• Task description
Wherever the string "deputadapaulinha" appears in the entries below, return the line that holds it.

-----

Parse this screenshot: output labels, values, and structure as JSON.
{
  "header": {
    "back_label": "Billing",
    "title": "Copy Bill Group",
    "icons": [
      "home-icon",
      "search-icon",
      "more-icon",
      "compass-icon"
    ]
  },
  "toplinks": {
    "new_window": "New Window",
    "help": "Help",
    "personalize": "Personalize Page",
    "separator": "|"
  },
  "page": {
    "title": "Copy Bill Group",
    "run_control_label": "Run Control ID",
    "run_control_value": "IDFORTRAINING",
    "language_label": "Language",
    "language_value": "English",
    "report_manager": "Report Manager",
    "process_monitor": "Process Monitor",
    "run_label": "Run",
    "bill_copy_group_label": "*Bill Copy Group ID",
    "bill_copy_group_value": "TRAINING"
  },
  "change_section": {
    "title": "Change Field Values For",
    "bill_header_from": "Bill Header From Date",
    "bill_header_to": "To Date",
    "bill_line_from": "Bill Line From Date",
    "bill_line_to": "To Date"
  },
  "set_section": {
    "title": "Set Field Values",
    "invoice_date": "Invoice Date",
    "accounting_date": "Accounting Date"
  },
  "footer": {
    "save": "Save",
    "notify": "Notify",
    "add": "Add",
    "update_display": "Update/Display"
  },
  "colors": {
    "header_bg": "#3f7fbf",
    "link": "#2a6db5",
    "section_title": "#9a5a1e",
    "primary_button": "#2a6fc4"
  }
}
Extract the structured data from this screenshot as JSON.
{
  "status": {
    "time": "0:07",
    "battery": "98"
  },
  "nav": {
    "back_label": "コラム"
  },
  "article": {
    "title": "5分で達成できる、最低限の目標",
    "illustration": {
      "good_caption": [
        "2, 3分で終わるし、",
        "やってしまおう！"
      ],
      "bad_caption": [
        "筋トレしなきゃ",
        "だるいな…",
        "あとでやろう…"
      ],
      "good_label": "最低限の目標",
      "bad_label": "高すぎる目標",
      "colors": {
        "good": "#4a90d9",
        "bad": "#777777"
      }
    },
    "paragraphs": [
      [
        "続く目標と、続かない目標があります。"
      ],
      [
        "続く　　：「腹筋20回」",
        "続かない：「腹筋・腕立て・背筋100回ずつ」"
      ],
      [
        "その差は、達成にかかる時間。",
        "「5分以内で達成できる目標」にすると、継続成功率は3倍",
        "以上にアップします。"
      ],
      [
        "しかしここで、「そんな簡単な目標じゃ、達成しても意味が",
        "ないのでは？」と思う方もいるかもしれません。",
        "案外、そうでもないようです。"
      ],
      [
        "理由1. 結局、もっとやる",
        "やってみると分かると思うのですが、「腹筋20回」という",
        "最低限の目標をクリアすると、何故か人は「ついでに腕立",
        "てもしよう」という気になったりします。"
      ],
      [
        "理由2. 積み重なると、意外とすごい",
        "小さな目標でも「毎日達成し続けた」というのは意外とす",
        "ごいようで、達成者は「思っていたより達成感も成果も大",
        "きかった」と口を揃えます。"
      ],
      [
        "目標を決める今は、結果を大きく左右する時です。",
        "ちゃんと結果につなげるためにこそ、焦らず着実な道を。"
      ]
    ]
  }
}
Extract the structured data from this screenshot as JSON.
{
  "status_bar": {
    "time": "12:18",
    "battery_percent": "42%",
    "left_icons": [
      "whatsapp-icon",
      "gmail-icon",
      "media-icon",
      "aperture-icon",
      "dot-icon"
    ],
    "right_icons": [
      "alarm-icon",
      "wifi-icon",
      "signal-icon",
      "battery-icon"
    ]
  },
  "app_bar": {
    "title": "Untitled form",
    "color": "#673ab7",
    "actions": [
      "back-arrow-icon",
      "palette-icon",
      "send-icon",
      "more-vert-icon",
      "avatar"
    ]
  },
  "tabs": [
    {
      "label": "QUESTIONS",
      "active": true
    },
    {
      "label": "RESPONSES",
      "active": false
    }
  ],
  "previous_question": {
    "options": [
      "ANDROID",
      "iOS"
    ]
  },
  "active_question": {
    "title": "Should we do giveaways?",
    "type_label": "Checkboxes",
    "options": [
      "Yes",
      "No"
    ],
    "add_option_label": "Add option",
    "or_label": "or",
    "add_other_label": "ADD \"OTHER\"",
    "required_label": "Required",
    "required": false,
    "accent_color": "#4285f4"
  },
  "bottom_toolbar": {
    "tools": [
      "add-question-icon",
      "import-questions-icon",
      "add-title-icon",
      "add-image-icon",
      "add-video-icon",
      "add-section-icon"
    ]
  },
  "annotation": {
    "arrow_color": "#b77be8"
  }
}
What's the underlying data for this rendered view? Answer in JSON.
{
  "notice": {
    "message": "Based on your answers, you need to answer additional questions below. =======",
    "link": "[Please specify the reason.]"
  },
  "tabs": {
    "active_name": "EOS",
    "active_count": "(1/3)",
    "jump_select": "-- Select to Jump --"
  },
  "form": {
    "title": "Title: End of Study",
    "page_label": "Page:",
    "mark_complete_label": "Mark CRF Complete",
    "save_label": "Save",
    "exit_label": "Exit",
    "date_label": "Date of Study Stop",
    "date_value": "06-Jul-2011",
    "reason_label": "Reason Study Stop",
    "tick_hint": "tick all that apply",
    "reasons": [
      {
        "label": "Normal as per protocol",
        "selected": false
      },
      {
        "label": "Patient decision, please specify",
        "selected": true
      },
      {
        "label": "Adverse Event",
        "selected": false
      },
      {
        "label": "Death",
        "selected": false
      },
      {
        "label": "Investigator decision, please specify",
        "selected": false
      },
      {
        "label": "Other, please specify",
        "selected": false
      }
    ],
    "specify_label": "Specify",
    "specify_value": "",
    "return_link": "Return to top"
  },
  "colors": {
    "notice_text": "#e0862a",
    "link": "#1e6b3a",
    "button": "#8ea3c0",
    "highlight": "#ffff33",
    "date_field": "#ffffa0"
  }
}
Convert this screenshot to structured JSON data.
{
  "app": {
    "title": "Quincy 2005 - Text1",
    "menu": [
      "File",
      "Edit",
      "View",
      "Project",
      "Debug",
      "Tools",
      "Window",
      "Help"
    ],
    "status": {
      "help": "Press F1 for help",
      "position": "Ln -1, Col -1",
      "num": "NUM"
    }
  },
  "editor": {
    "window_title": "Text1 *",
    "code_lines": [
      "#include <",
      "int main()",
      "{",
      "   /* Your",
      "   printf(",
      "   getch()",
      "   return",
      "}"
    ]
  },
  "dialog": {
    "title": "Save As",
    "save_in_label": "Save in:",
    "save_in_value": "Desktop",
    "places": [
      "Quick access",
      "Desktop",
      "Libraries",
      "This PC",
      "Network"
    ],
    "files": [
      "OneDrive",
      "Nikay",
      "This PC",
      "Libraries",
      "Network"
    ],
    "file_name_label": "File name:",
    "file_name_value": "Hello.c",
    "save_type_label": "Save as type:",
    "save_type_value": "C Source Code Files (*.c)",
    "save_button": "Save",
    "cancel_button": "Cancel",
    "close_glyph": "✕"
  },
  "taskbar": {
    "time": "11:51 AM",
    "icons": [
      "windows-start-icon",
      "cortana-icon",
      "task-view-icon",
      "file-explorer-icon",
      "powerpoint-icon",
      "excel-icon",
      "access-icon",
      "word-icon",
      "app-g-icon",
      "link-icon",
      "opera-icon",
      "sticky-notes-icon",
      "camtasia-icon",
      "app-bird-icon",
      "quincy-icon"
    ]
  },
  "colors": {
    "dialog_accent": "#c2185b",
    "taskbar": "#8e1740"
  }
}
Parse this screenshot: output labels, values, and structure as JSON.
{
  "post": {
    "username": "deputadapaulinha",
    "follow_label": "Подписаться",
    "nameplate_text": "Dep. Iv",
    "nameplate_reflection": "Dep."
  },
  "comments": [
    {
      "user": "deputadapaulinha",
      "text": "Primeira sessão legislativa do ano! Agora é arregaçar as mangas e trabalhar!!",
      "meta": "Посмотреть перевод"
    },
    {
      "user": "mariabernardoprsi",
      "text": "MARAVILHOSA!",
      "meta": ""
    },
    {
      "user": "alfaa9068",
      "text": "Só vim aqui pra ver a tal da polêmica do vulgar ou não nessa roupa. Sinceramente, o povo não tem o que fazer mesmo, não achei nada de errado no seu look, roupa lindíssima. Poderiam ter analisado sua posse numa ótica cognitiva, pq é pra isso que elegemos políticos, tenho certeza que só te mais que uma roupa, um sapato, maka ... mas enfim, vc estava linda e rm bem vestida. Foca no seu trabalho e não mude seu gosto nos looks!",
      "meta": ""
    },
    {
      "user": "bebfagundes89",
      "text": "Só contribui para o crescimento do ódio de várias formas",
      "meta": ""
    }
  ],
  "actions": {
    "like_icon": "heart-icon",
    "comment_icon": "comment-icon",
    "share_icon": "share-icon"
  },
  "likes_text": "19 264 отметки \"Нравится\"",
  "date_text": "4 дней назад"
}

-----

• Solution for this problem
    "username": "deputadapaulinha",
      "user": "deputadapaulinha",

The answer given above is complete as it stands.